Environmental impact of the deployment of the solar farm in the Bas Seletar reservoir to be carried out
SINGAPORE – A detailed study of the environmental impacts of building a floating solar farm in the Lower Seletar Reservoir – which could be Singapore’s largest reservoir – will soon be conducted.
National water agency PUB told the Straits Times that the reservoir has been identified by the National Parks Board as a key corridor to facilitate animal movement between key habitats in the Central Catchment Nature Reserve, Simpang -Khatib Bongsu and Coney Island.
PUB is therefore committed to carrying out detailed environmental studies and impact assessment, to ensure that any deployment of solar panels is done in an environmentally friendly manner, its spokesperson said.
To help Singapore meet its growing clean energy needs, the agency previously identified the Lower Seletar Reservoir as a potential site for a large-scale 100 megawatt-peak (MWp) solar farm and the Pandan Reservoir for a 44 MWp.
Feasibility studies are currently planned to determine the viability of installing solar panels in the two reservoirs, as the Republic aims to install at least 2 GWp of solar photovoltaic (PV) capacity by 2030.
Singapore’s first large-scale floating solar farm was deployed at Tengeh Reservoir in July last year, with a capacity of 60 MWp.
PUB said the proposed installation of solar panels in the Lower Seletar Reservoir would take up about a third of the reservoir’s surface area, with detailed studies needed to determine the exact coverage and layout of the panels.
Its spokesperson added that at the Tengeh reservoir, an environmental impact study and an environmental monitoring and management plan have been carried out to minimize the impact of the installation of the solar panels during the phases of construction and post-construction.
Findings and observations revealed that there were no observable changes in the water quality of the reservoir, the PUB said.
The solar photovoltaic system has also been designed to allow enough sunlight and air to enter the water, thereby supporting aquatic life and minimizing any impact on reservoir water quality. -he adds.

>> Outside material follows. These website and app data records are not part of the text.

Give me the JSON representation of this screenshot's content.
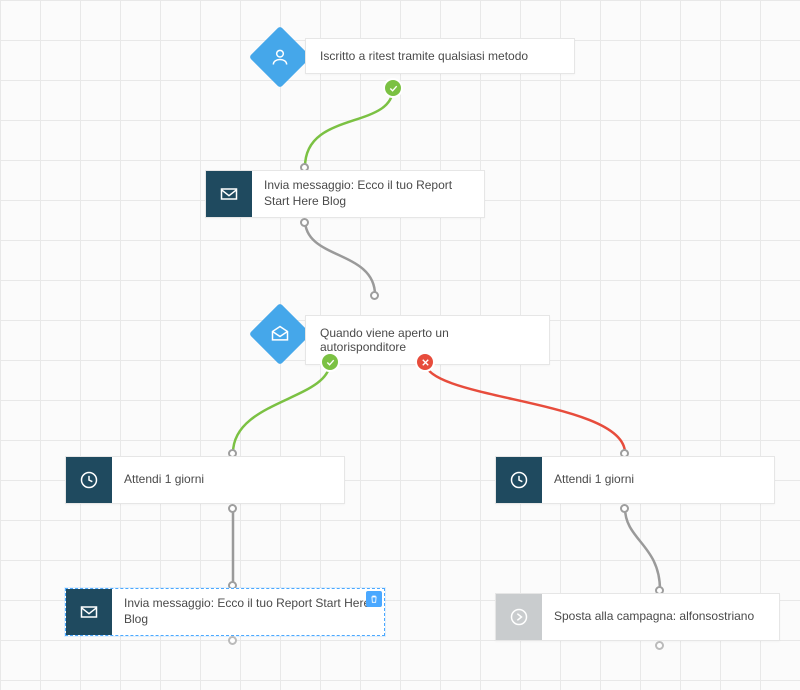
{
  "colors": {
    "node_icon_bg": "#1f4a5f",
    "diamond_bg": "#45a7ea",
    "success_badge": "#7bc143",
    "fail_badge": "#e74c3c",
    "selected_border": "#4aa8ff",
    "connector": "#9e9e9e"
  },
  "nodes": {
    "trigger": {
      "label": "Iscritto a ritest tramite qualsiasi metodo",
      "icon": "person-icon"
    },
    "send1": {
      "label": "Invia messaggio: Ecco il tuo Report Start Here Blog",
      "icon": "envelope-icon"
    },
    "condition": {
      "label": "Quando viene aperto un autorisponditore",
      "icon": "envelope-open-icon"
    },
    "wait_yes": {
      "label": "Attendi 1 giorni",
      "icon": "clock-icon"
    },
    "wait_no": {
      "label": "Attendi 1 giorni",
      "icon": "clock-icon"
    },
    "send2": {
      "label": "Invia messaggio: Ecco il tuo Report Start Here Blog",
      "icon": "envelope-icon",
      "selected": true
    },
    "move": {
      "label": "Sposta alla campagna: alfonsostriano",
      "icon": "arrow-right-circle-icon"
    }
  },
  "badges": {
    "trigger_out": "success",
    "condition_yes": "success",
    "condition_no": "fail"
  }
}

Aerators have also been deployed to maintain the amount of dissolved oxygen in the water, with strict requirements on the selection of materials for the various system components. These plans will also be studied and carefully considered before deployment in other reservoirs.

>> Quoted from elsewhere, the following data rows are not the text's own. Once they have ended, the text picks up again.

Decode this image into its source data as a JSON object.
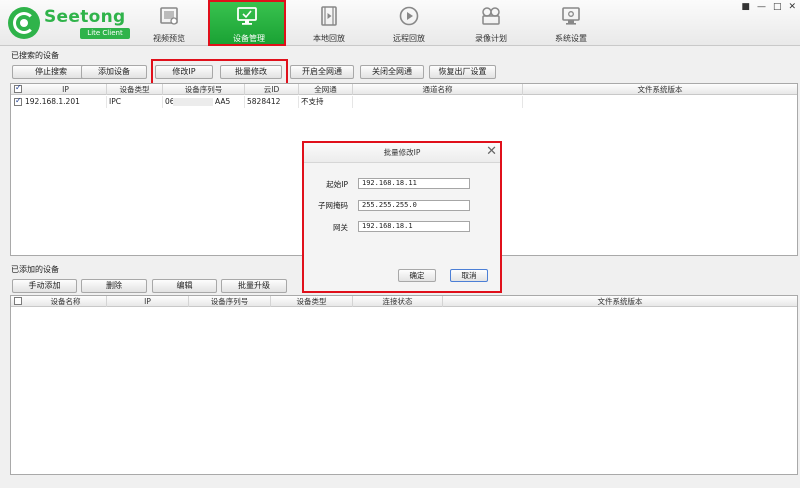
{
  "header": {
    "logo_name": "Seetong",
    "logo_sub": "Lite Client",
    "tabs": [
      {
        "label": "视频预览",
        "icon": "video-preview-icon"
      },
      {
        "label": "设备管理",
        "icon": "device-manage-icon"
      },
      {
        "label": "本地回放",
        "icon": "local-playback-icon"
      },
      {
        "label": "远程回放",
        "icon": "remote-playback-icon"
      },
      {
        "label": "录像计划",
        "icon": "record-plan-icon"
      },
      {
        "label": "系统设置",
        "icon": "system-settings-icon"
      }
    ],
    "active_tab": "设备管理",
    "window_controls": [
      "■",
      "—",
      "□",
      "✕"
    ]
  },
  "searched": {
    "label": "已搜索的设备",
    "buttons": [
      "停止搜索",
      "添加设备",
      "修改IP",
      "批量修改",
      "开启全网通",
      "关闭全网通",
      "恢复出厂设置"
    ],
    "columns": [
      "IP",
      "设备类型",
      "设备序列号",
      "云ID",
      "全网通",
      "通道名称",
      "文件系统版本"
    ],
    "rows": [
      {
        "ip": "192.168.1.201",
        "type": "IPC",
        "serial_prefix": "06",
        "serial_suffix": "AA5",
        "cloud_id": "5828412",
        "all_net": "不支持",
        "channel": "",
        "fs_version": ""
      }
    ]
  },
  "added": {
    "label": "已添加的设备",
    "buttons": [
      "手动添加",
      "删除",
      "编辑",
      "批量升级"
    ],
    "columns": [
      "设备名称",
      "IP",
      "设备序列号",
      "设备类型",
      "连接状态",
      "文件系统版本"
    ]
  },
  "dialog": {
    "title": "批量修改IP",
    "close": "✕",
    "fields": [
      {
        "label": "起始IP",
        "value": "192.168.18.11"
      },
      {
        "label": "子网掩码",
        "value": "255.255.255.0"
      },
      {
        "label": "网关",
        "value": "192.168.18.1"
      }
    ],
    "ok": "确定",
    "cancel": "取消"
  },
  "colors": {
    "brand_green": "#2fb34a",
    "highlight_red": "#e0101b"
  }
}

“We saw gray herons, white-bellied eagles, bald eagles around the floating solar panel installation, with camera traps capturing otters on the solar panel system,” the spokesperson said. from the pub.
Nature lovers, however, fear that birds in the forested areas surrounding the Lower Seletar Reservoir will suffer a loss of feeding grounds if the floating solar panels are deployed.
Dr Shawn Lum, President of the Nature Society (Singapore), said the reservoir is bordered by secondary forests containing many albizias, which are tall, fast growing and serve as important habitat for large birds such as the white-bellied sea eagle and the locally endangered grey-headed fish eagle.
These eagles depend on areas where fish are plentiful, such as in catchment reservoirs. Other birds such as terns may also feed on fish, while swallows and bats may skim the surface of the water looking for insects.